The birth rate among American teenagers, at crisis levels in the 1990s, has fallen to an all-time low, according to an analysis released Thursday by the Centers for Disease Control and Prevention.
The decline of the past decade has occurred in all regions in the country and among all races. But the most radical changes have been among Hispanic and black teens, whose birth rates have dropped nearly 50 percent since 2006.
Theories on the reasons for the dramatic shift include everything from new approaches to sex education to the widespread availability of broadband Internet (more on this later). But most experts agree on the two major causes.
The first cause may be obvious: Today's teens enjoy better access to contraception and more convenient contraception than their predecessors, and more of them are taking advantage of innovations like long-acting injectable and implantable methods over a daily birth control pill.
But the second cause is something that goes against the conventional wisdom. It's that teens — despite their portrayal in popular TV and movies as uninhibited, hormone-filled crazies — are having less sex.
"There has been a change in social norms that has happened in the past 20 years, and the idea of not having sex or delaying sex is now something that can be OK," said Bill Albert, chief program officer for the National Campaign To Prevent Teen and Unplanned Pregnancy.
Albert called the milestone "one of the greatest success stories of the past two decades" in public health.
But while the overall national trend is positive, large racial and ethnic, regional and socioeconomic disparities remain. The birth rates for Hispanic and black teens, while lower than in the past, still are twice as high as that of white teens. In some states, the difference is three times higher.
In addition, some counties still have pockets of high birth rates — even in states with overall low birth rates — and many of them are clustered in the south and southwest.
The CDC analysis of teens ages 15 to 19 also noted that the places with the highest birth rates tend to have higher unemployment, lower income and less education.

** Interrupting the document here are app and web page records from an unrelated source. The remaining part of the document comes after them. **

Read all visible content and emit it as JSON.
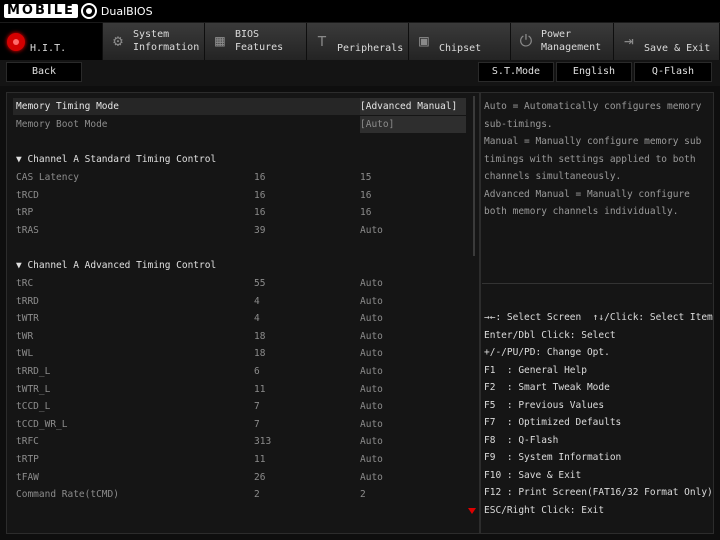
{
  "logo": {
    "brand": "MOBILE",
    "sub": "DualBIOS"
  },
  "tabs": [
    {
      "label": "H.I.T.",
      "icon": "hit-dot-icon",
      "active": true
    },
    {
      "label": "System\nInformation",
      "icon": "gear-icon"
    },
    {
      "label": "BIOS\nFeatures",
      "icon": "chip-grid-icon"
    },
    {
      "label": "Peripherals",
      "icon": "plug-icon"
    },
    {
      "label": "Chipset",
      "icon": "chip-icon"
    },
    {
      "label": "Power\nManagement",
      "icon": "power-icon"
    },
    {
      "label": "Save & Exit",
      "icon": "exit-icon"
    }
  ],
  "subbar": {
    "back": "Back",
    "stmode": "S.T.Mode",
    "language": "English",
    "qflash": "Q-Flash"
  },
  "settings": {
    "memory_timing_mode": {
      "label": "Memory Timing Mode",
      "value": "[Advanced Manual]"
    },
    "memory_boot_mode": {
      "label": "Memory Boot Mode",
      "value": "[Auto]"
    }
  },
  "section_a_standard": "▼ Channel A Standard Timing Control",
  "standard_rows": [
    {
      "label": "CAS Latency",
      "current": "16",
      "setting": "15"
    },
    {
      "label": "tRCD",
      "current": "16",
      "setting": "16"
    },
    {
      "label": "tRP",
      "current": "16",
      "setting": "16"
    },
    {
      "label": "tRAS",
      "current": "39",
      "setting": "Auto"
    }
  ],
  "section_a_advanced": "▼ Channel A Advanced Timing Control",
  "advanced_rows": [
    {
      "label": "tRC",
      "current": "55",
      "setting": "Auto"
    },
    {
      "label": "tRRD",
      "current": "4",
      "setting": "Auto"
    },
    {
      "label": "tWTR",
      "current": "4",
      "setting": "Auto"
    },
    {
      "label": "tWR",
      "current": "18",
      "setting": "Auto"
    },
    {
      "label": "tWL",
      "current": "18",
      "setting": "Auto"
    },
    {
      "label": "tRRD_L",
      "current": "6",
      "setting": "Auto"
    },
    {
      "label": "tWTR_L",
      "current": "11",
      "setting": "Auto"
    },
    {
      "label": "tCCD_L",
      "current": "7",
      "setting": "Auto"
    },
    {
      "label": "tCCD_WR_L",
      "current": "7",
      "setting": "Auto"
    },
    {
      "label": "tRFC",
      "current": "313",
      "setting": "Auto"
    },
    {
      "label": "tRTP",
      "current": "11",
      "setting": "Auto"
    },
    {
      "label": "tFAW",
      "current": "26",
      "setting": "Auto"
    },
    {
      "label": "Command Rate(tCMD)",
      "current": "2",
      "setting": "2"
    }
  ],
  "help_lines": [
    "Auto = Automatically configures memory",
    "sub-timings.",
    "Manual = Manually configure memory sub",
    "timings with settings applied to both",
    "channels simultaneously.",
    "Advanced Manual = Manually configure",
    "both memory channels individually."
  ],
  "key_lines": [
    "→←: Select Screen  ↑↓/Click: Select Item",
    "Enter/Dbl Click: Select",
    "+/-/PU/PD: Change Opt.",
    "F1  : General Help",
    "F2  : Smart Tweak Mode",
    "F5  : Previous Values",
    "F7  : Optimized Defaults",
    "F8  : Q-Flash",
    "F9  : System Information",
    "F10 : Save & Exit",
    "F12 : Print Screen(FAT16/32 Format Only)",
    "ESC/Right Click: Exit"
  ],
  "colors": {
    "accent": "#d40000",
    "background": "#0e0e0e",
    "panel": "#151515"
  }
}
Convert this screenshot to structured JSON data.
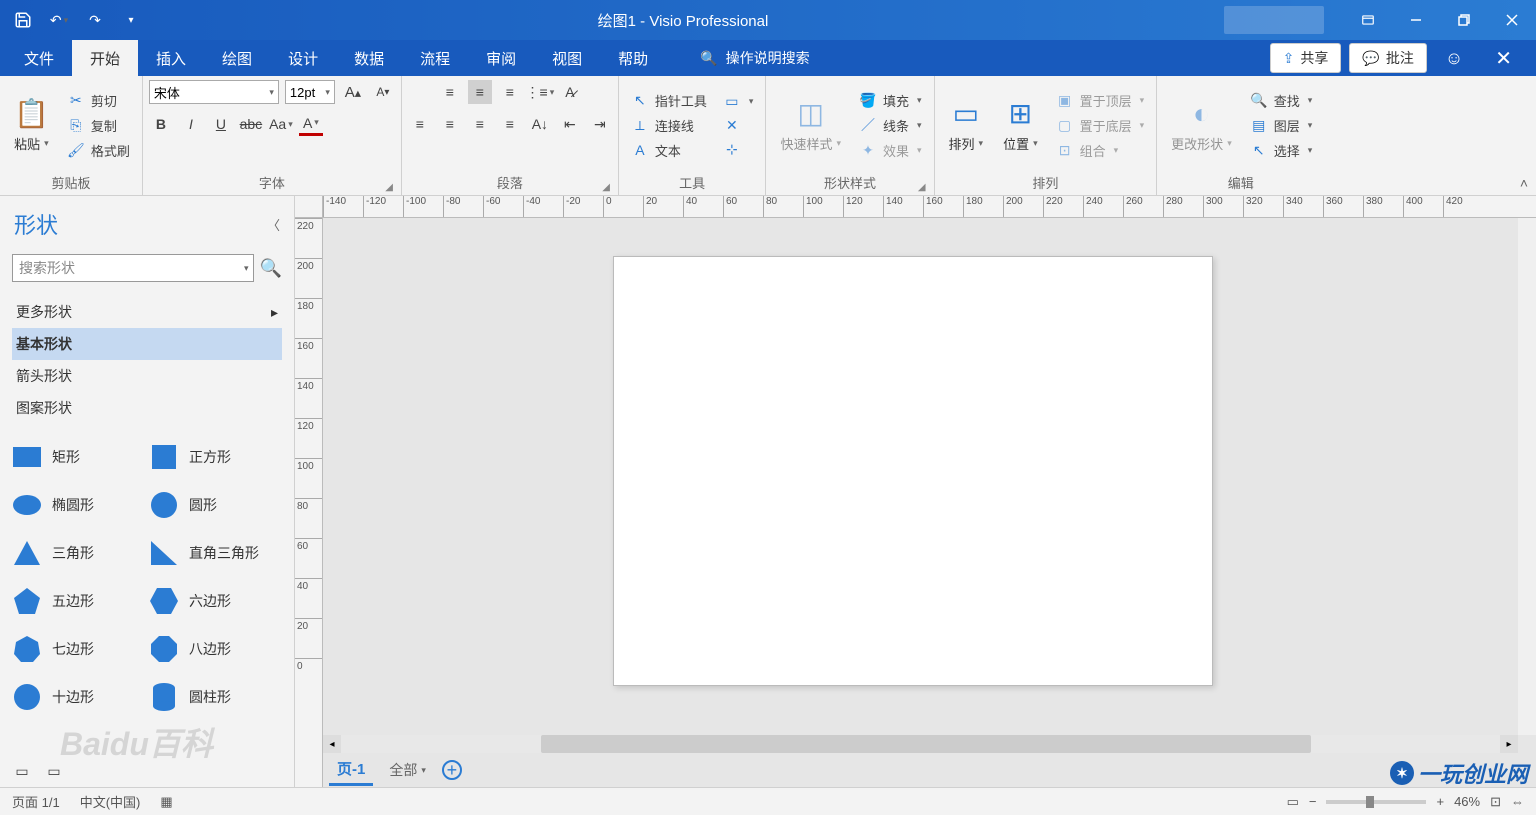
{
  "titlebar": {
    "doc": "绘图1",
    "separator": " - ",
    "app": "Visio Professional"
  },
  "tabs": {
    "file": "文件",
    "home": "开始",
    "insert": "插入",
    "draw": "绘图",
    "design": "设计",
    "data": "数据",
    "process": "流程",
    "review": "审阅",
    "view": "视图",
    "help": "帮助",
    "tellme_placeholder": "操作说明搜索",
    "share": "共享",
    "comments": "批注"
  },
  "ribbon": {
    "clipboard": {
      "label": "剪贴板",
      "paste": "粘贴",
      "cut": "剪切",
      "copy": "复制",
      "format_painter": "格式刷"
    },
    "font": {
      "label": "字体",
      "font_name": "宋体",
      "font_size": "12pt"
    },
    "paragraph": {
      "label": "段落"
    },
    "tools": {
      "label": "工具",
      "pointer": "指针工具",
      "connector": "连接线",
      "text": "文本"
    },
    "shape_styles": {
      "label": "形状样式",
      "quick": "快速样式",
      "fill": "填充",
      "line": "线条",
      "effects": "效果"
    },
    "arrange": {
      "label": "排列",
      "align": "排列",
      "position": "位置",
      "bring_front": "置于顶层",
      "send_back": "置于底层",
      "group": "组合"
    },
    "editing": {
      "label": "编辑",
      "change_shape": "更改形状",
      "find": "查找",
      "layers": "图层",
      "select": "选择"
    }
  },
  "shapes_panel": {
    "title": "形状",
    "search_placeholder": "搜索形状",
    "more": "更多形状",
    "stencils": {
      "basic": "基本形状",
      "arrows": "箭头形状",
      "patterns": "图案形状"
    },
    "shapes": {
      "rectangle": "矩形",
      "square": "正方形",
      "ellipse": "椭圆形",
      "circle": "圆形",
      "triangle": "三角形",
      "right_triangle": "直角三角形",
      "pentagon": "五边形",
      "hexagon": "六边形",
      "heptagon": "七边形",
      "octagon": "八边形",
      "decagon": "十边形",
      "cylinder": "圆柱形"
    }
  },
  "ruler_h": [
    "-140",
    "-120",
    "-100",
    "-80",
    "-60",
    "-40",
    "-20",
    "0",
    "20",
    "40",
    "60",
    "80",
    "100",
    "120",
    "140",
    "160",
    "180",
    "200",
    "220",
    "240",
    "260",
    "280",
    "300",
    "320",
    "340",
    "360",
    "380",
    "400",
    "420"
  ],
  "ruler_v": [
    "220",
    "200",
    "180",
    "160",
    "140",
    "120",
    "100",
    "80",
    "60",
    "40",
    "20",
    "0"
  ],
  "page_tabs": {
    "page1": "页-1",
    "all": "全部"
  },
  "status": {
    "page": "页面 1/1",
    "lang": "中文(中国)",
    "zoom": "46%"
  },
  "watermarks": {
    "bl": "Baidu百科",
    "br": "一玩创业网"
  }
}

"The United States has made remarkable progress in reducing both teen pregnancy and racial and ethnic differences, but the reality is, too many American teens are still having babies," CDC Director Tom Frieden said in a statement."By better understanding the many factors that contribute to teen pregnancy we can better design, implement, evaluate, and improve prevention interventions and further reduce disparities."